[20] For a definition of the informal sector and statistical data from 1999-2007, see Friedrich Schneider, Andreas Buehn, and Claudio E. Montenegro, “Shadow Economies: All over the World: New Estimates for 162 Countries from 1999 to 2007,” Policy Research Working Paper No. 5356 (The World Bank, July 2010),
[21] Rana Taha and Dina Aboughazala, “COVID-19 Analysis: Can Arab World’s Poorest Survive Stay at Home Calls?” Insight BBC Monitoring, April 13, 2020.
[22] Mauro Testaverde, “Social Protection for Migrants during the COVID-19 Crisis: The Right and Smart Choice,” World Bank Blogs, April 28, 2020,
[23] Hesham Shawish, “Covid 19 Analysis: Lockdown Shines Light on Domestic Abuse in Lebanon,” BBC Monitoring: Insight, April 15, 2020, accessed April 16, 2020.

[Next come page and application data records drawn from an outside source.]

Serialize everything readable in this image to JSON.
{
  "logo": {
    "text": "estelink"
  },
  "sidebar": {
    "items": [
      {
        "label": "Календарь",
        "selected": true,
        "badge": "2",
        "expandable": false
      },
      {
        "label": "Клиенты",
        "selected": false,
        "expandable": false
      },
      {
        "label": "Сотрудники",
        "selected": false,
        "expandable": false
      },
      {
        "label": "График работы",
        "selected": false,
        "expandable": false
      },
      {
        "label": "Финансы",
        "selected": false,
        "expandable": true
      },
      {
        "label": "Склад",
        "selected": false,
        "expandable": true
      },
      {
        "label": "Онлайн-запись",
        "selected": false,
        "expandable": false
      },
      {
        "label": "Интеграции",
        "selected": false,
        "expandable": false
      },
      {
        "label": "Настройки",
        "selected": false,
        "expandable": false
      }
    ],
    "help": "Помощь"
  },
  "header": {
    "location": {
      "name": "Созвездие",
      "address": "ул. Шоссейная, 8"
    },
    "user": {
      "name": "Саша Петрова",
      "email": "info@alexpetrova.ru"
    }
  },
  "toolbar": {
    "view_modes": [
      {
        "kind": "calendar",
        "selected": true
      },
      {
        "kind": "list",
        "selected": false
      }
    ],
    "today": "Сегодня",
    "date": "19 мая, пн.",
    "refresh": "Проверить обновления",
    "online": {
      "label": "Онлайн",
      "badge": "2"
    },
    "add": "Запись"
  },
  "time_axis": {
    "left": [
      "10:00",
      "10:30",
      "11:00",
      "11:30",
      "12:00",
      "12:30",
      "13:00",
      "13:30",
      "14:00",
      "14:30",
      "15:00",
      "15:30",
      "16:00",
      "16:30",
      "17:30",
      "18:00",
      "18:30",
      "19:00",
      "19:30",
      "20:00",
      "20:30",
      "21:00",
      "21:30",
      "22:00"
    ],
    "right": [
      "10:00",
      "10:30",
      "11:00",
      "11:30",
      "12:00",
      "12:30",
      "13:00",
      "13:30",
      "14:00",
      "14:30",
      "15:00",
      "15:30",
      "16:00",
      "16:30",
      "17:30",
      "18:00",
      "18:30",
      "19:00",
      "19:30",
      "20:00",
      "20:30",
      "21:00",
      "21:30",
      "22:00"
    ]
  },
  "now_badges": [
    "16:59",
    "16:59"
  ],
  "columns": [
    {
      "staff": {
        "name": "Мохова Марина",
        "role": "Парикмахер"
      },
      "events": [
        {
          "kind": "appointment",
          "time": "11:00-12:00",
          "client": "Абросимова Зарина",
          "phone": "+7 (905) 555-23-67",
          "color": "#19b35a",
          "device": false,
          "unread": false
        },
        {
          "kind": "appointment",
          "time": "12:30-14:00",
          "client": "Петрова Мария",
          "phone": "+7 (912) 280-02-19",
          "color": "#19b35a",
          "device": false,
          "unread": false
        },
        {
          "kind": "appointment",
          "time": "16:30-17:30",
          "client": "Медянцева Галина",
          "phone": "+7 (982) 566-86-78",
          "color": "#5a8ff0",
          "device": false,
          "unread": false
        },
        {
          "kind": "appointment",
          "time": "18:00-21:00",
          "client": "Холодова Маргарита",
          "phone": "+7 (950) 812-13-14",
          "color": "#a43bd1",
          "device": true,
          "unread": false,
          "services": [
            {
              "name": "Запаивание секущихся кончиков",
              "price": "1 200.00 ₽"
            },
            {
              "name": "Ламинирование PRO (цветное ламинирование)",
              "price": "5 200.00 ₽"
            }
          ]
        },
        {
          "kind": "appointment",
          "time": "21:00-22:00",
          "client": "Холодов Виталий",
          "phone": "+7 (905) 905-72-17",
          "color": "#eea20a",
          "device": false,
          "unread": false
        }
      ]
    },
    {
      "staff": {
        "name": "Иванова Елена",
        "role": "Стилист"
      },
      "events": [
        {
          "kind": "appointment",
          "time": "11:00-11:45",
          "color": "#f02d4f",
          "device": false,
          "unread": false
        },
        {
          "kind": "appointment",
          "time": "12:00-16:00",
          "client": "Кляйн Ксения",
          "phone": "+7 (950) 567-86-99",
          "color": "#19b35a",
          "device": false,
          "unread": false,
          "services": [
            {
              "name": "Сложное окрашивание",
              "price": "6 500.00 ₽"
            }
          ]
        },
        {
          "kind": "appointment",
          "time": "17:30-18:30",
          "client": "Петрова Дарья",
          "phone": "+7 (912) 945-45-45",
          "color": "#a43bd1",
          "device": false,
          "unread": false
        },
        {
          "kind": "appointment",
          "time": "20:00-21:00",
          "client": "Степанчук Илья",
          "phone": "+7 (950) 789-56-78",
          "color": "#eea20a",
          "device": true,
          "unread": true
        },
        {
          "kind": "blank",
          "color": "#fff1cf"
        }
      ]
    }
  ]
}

[24] Human Rights Watch, “Greece: Island Camps Not Prepared for Covid-19 – Government Neglect Puts Lives at Risk,” April 22, 2020,
[25] See, however, for assistance to address the immediate needs of the fight against the pandemic: Matthew Hedges, “Authoritarian Exploitation of COVID-19 in the GCC,” POMEPS Studies 39, 35-37.
[26] Muasher, “The Old Ways Won’t Work.”
 [27] “Shared Vision, Common Action: A Stronger Europe – A Global Strategy for the European Union’s Foreign And Security Policy,” June 2016,